The only thing more important than strategizing your business’s supply chain is taking the steps needed to ensure that your supply chain is thorough, safe, and secure against a wide range of problems and threats. As President and co-founder of supply chain solutions provider INSIGHT Inc, Dr. Jeff Karrenbauer is an expert on all things related to assessing your supply chain risk and learning how to mitigate that risk effectively. In our first installment we asked Dr. Karrenbauer why planning is so important; we followed up with today’s biggest supply chain risks and why businesses fail to plan. Today we learn about the first steps a business can take to start assessing their supply chain right now.
Food Digital: So what can a business start doing tomorrow to begin strategizing and safeguarding itself against supply chain risk issues?
Dr. Jeff Karrenbauer: The first thing is to conduct a very careful audit of your vulnerabilities – and you’ve got to know how to do that. The first thing to do is to commit to saying that this is a serious issue and we’re going to look at it. We’re not going to wait until two years from now – because it’s never going to be ‘the right time,’ you’re never going to be not busy.
To me, the way to do it from a supply chain standpoint is with a very well understood tool. (Yes, we are a vendor, but we’re not the only one.) It’s called a network design model, a strategic supply chain design model. It’s a very well understood mathematical model, and for a manufacturer (if it’s done right) it starts at the source of raw materials acquisition, ends with customers, and includes everything in between – procurement, duties, taxes, ports, everything.
That tool’s primary purpose is redesigning the supply chain. How many warehouses should I have and where should they be? Where should I manufacture? Should I outsource, in light of the entire supply chain and not just labor costs? How do I allocate limited capacity? Which ports should I use?
One of the uses of a tool like that is to start doing war gaming and say: all right, forget that plant. You don’t have it anymore. Forget these ports, forget that distribution center, forget that transportation link – it’s gone. Now, you still have to get that demand satisfied. How are you going to do it?
You impose additional constraints. Sometimes they’re capacity constraints and sometimes they’re more draconian. You just lost that facility. Now what are you going to do? There’s a demand. You’ve got to satisfy it. Tell me how, but you can’t use this guy. Maybe it comes back and says: I can’t without it. That’s good to know! I’ve got a critical facility there, what am I doing about it? Maybe that’s where I need to be redundant.
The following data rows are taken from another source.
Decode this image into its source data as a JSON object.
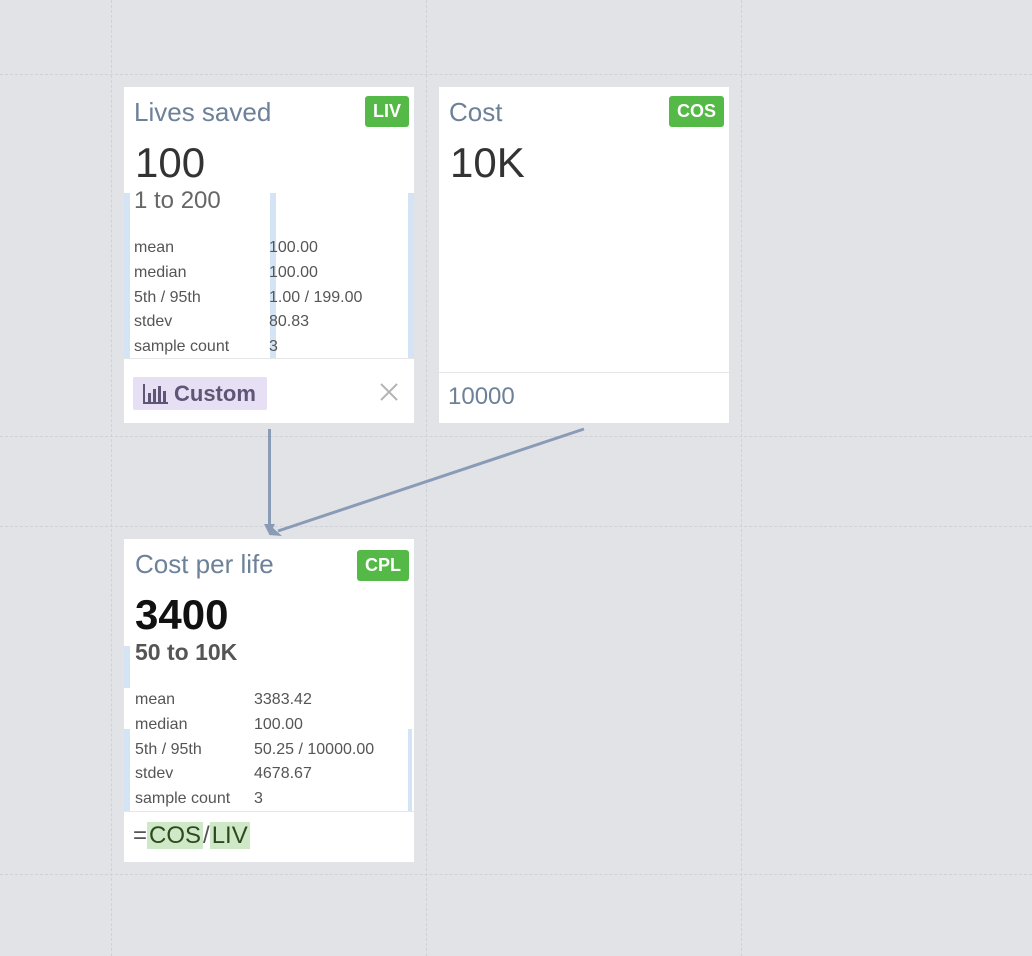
{
  "metrics": {
    "lives_saved": {
      "title": "Lives saved",
      "badge": "LIV",
      "value": "100",
      "range": "1 to 200",
      "stats": {
        "mean_label": "mean",
        "mean": "100.00",
        "median_label": "median",
        "median": "100.00",
        "pct_label": "5th / 95th",
        "pct": "1.00 / 199.00",
        "stdev_label": "stdev",
        "stdev": "80.83",
        "count_label": "sample count",
        "count": "3"
      },
      "footer_button": "Custom",
      "footer_icon": "bar-chart-icon",
      "close_icon": "close-icon"
    },
    "cost": {
      "title": "Cost",
      "badge": "COS",
      "value": "10K",
      "input": "10000"
    },
    "cost_per_life": {
      "title": "Cost per life",
      "badge": "CPL",
      "value": "3400",
      "range": "50 to 10K",
      "stats": {
        "mean_label": "mean",
        "mean": "3383.42",
        "median_label": "median",
        "median": "100.00",
        "pct_label": "5th / 95th",
        "pct": "50.25 / 10000.00",
        "stdev_label": "stdev",
        "stdev": "4678.67",
        "count_label": "sample count",
        "count": "3"
      },
      "formula": {
        "prefix": "=",
        "token_a": "COS",
        "op": "/",
        "token_b": "LIV"
      }
    }
  },
  "colors": {
    "canvas": "#e2e3e7",
    "badge": "#54b946",
    "arrow": "#8a9bb6",
    "title": "#6d8198"
  }
}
With a tool like that, start sayingwhat-if? It’s war gaming with advanced analytics.
By the way, advanced analytics do not include spreadsheets. Spreadsheets do arithmetic. I could put a formula in that cell. Yeah, that’s called arithmetic. I can sort a column! Okay, so can I on my living room floor with enough time. They’re nice tools, but we’ve gotten to the point where people call that advanced analytics and it’s not. Period. It’s not ever going to be. But that’s the only tool that so many of our graduates come out knowing. There’s the old adage – when all you have is a hammer, everything looks like a nail or you make it look like a nail. So you get some analytical abuse. But this is not spreadsheet stuff: this is much more powerful than that.
Whether you use Insight or not, whether you use tools like that or not, this demands: A) the commitment, and B) the adoption of advanced analytics that are up to the task of looking at the design, or the alternate design in the face of pressure, of your supply chain.
And you’ve got to look at the whole thing. By that I mean the whole supply chain. If you’re really going to do risk analysis, you can’t partition it off and just worry about the ports or certifying the financial stability of your suppliers. That’s not good enough. I’ve seen people say that’s my contingency planning, I went out and made sure my suppliers are still viable. That’s important! I don’t mean to denigrate that, but it’s not enough. You’ve got to look up and down.